“It’s an opportunity to go out and be myself as someone who’s trans who has a spouse who’s been through cancer — and to do something I love,” says Bergie.
I met with Bergie, her spouse Beatrice Aucoin and their son Sam at Phil & Sebastian in East Village, one of their favourite haunts.
It beats the Tom Baker Cancer Centre, where the family has spent countless days since Aucoin was diagnosed with stage 0 breast cancer in late 2014.
At the time, Bergie was exploring her gender identity. “Beatrice knew that I was starting to entertain the question: am I trans?” says Bergie.
Bergie, who was designated male at birth, had grown out her hair and started wearing women’s clothing as she paid attention to the tension within.
Now Aucoin, who long identified as queer, faced questions of her own about her appearance.
She chose a double mastectomy with reconstruction. “I just wanted this to be done and gone,” says Aucoin. “[Bergie’s] support was completely unqualified.”
As they discussed it with the surgeon, Bergie was struck by how natural the conversation felt. “It was entirely about, well, how do you want your body to look?” recalls Bergie.
That night, with both of them feeling upbeat, Bergie came out to Aucoin: “I am trans.” They held each other and cried.
“I wasn’t sure what it meant for our relationship, but I knew I wanted to support her in the same way she had supported me,” says Aucoin. “I love her as she is.”
After surgery, their road took a hard turn. Aucoin’s diagnosis was incorrect.
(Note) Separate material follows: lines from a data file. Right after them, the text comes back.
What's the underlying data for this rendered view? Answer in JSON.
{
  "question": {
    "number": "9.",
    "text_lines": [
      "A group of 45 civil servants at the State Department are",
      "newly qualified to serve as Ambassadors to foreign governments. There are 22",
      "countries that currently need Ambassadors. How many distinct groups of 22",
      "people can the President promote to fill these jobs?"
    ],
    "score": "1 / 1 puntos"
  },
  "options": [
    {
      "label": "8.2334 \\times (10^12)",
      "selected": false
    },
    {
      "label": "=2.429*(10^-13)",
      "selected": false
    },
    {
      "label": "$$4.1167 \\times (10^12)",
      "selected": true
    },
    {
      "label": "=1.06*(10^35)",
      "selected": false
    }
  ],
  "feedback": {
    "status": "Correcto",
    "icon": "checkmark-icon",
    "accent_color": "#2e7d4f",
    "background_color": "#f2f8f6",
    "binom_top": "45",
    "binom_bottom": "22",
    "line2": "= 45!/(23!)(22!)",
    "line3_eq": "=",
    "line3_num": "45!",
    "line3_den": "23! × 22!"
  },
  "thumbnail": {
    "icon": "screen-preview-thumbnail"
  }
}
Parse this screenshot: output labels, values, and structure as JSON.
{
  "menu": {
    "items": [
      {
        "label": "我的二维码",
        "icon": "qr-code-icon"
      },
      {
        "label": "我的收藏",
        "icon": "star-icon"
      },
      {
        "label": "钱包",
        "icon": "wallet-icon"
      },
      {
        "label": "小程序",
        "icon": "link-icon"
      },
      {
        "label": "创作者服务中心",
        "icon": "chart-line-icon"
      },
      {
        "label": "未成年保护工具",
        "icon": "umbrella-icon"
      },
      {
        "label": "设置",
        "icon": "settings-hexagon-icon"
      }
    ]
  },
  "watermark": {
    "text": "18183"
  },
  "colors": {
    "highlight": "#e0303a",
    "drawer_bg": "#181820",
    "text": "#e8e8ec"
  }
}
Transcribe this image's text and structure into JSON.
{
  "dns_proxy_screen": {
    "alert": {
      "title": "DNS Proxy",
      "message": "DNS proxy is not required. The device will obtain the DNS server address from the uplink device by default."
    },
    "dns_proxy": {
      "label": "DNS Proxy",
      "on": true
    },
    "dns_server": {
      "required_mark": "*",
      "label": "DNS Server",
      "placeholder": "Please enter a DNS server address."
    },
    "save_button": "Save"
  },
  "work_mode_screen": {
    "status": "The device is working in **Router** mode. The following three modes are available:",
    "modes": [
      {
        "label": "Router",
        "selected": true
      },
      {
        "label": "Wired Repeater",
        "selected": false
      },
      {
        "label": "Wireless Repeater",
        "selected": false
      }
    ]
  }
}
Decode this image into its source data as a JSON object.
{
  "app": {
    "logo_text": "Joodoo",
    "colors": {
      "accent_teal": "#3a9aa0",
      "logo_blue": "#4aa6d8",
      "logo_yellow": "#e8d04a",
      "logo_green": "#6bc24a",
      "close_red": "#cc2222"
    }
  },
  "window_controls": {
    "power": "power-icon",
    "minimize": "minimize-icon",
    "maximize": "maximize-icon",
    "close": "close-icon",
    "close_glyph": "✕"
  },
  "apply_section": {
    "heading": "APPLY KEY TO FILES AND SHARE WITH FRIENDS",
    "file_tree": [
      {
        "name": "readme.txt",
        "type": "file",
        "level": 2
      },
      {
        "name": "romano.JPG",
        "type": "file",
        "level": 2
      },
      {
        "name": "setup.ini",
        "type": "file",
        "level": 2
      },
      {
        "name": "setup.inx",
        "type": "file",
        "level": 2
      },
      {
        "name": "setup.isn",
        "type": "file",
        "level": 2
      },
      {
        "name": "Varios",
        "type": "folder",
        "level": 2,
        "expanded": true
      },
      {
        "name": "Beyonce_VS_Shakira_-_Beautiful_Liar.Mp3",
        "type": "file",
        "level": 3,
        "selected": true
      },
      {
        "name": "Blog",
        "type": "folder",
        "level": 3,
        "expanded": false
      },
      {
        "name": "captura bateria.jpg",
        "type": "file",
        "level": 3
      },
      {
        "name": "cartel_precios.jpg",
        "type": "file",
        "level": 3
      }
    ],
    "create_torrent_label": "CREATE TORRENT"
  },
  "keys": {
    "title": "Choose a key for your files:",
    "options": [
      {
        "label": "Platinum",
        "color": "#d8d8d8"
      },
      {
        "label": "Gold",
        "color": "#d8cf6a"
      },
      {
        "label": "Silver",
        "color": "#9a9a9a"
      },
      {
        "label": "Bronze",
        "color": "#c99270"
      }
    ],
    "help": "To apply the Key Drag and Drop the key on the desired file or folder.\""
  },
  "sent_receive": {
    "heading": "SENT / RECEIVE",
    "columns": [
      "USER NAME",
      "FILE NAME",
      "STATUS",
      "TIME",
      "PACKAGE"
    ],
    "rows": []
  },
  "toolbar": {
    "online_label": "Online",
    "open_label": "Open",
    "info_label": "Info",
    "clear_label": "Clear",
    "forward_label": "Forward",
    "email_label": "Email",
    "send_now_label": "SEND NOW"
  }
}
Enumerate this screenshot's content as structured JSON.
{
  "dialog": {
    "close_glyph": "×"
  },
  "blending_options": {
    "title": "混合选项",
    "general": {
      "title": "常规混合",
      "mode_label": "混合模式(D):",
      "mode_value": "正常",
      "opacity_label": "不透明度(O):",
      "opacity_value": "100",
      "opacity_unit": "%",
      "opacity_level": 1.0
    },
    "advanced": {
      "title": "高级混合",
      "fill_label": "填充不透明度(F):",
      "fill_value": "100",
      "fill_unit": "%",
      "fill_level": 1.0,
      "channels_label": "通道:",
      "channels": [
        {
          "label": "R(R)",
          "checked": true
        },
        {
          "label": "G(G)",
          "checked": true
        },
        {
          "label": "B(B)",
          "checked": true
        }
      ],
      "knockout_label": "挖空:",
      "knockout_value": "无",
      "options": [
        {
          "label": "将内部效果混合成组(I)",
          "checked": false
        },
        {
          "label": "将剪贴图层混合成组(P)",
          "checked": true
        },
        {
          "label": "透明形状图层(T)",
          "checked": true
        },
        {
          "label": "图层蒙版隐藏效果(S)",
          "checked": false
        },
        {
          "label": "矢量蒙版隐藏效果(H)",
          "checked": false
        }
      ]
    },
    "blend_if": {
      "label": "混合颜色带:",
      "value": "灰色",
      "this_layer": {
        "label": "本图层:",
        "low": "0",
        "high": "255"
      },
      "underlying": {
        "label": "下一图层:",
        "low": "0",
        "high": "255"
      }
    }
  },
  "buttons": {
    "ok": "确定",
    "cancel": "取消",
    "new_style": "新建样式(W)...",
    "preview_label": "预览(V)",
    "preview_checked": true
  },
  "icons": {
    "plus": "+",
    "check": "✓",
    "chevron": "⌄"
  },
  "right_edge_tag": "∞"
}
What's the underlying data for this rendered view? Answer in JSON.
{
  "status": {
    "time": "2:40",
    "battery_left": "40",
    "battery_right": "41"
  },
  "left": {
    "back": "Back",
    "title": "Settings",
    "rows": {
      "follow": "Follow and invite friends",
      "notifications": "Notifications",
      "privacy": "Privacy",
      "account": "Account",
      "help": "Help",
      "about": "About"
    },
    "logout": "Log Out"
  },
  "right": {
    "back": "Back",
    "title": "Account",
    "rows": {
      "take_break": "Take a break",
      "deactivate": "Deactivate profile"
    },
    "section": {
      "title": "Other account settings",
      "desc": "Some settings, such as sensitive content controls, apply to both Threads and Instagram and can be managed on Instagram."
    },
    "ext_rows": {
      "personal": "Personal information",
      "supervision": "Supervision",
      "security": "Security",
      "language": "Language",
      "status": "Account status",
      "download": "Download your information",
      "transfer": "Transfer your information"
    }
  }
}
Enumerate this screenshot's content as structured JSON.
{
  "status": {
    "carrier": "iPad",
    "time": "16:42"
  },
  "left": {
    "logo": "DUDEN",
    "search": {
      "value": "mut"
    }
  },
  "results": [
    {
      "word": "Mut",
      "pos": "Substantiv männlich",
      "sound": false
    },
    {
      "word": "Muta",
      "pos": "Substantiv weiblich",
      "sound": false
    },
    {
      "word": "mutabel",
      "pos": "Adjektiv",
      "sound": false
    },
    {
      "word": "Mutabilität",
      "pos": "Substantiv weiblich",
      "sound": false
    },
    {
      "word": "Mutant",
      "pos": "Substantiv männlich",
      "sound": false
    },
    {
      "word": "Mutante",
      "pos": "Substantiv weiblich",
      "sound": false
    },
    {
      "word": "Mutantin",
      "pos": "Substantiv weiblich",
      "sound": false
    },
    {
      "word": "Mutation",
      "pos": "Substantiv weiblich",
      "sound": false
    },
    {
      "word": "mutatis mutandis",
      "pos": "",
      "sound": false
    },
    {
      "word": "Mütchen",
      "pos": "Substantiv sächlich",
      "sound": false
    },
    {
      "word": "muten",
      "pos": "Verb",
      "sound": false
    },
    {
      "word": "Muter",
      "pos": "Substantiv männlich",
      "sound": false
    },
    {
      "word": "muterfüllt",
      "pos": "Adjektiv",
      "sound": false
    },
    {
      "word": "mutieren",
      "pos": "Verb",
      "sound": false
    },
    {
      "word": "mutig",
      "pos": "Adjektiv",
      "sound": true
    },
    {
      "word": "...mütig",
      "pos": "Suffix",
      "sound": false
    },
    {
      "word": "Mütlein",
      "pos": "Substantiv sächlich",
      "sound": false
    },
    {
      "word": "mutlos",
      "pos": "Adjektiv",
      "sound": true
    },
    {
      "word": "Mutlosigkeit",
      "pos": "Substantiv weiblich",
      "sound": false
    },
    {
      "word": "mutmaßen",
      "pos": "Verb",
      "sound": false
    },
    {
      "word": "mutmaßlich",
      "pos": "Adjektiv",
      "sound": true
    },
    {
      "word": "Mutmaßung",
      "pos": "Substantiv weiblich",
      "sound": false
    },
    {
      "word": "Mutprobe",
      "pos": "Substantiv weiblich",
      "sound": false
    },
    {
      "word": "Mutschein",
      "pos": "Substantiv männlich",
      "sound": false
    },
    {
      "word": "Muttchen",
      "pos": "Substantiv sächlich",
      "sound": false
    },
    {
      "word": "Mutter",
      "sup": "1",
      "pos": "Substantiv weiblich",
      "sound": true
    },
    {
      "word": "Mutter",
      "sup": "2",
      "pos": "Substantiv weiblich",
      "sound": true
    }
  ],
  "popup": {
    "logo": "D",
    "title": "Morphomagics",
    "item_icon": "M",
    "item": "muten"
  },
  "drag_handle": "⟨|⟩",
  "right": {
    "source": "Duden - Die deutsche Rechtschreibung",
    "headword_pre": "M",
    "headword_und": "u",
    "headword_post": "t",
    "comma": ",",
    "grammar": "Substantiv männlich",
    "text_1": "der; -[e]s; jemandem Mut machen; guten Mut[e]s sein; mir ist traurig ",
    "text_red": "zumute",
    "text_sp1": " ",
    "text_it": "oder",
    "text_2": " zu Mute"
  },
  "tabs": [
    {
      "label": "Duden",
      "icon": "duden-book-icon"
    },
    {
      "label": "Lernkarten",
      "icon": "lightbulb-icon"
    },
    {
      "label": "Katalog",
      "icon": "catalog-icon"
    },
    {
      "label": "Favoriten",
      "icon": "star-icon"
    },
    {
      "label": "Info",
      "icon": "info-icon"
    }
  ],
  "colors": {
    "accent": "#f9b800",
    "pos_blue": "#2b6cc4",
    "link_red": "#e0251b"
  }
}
Her disease was more advanced: stage 3a. Surgery wasn’t enough.
Aucoin entered a painful world of chemo, radiation and drug treatments that lasted 18 months.
As Bergie took care of Aucoin, she continued the difficult process of coming out, first to family, then friends and colleagues. “We’ve found so much support,” Bergie says.
“The timing of it is really great,” Bergie says. “We’re now on the other side of Beatrice’s cancer treatment.”
Bergie is jazzed about riding with a community that shares a common experience, while feeling good about where her own family has arrived.
“For us, it became something profound,” says Bergie. “What I see now is how resilient people and families can be when they’re tested.”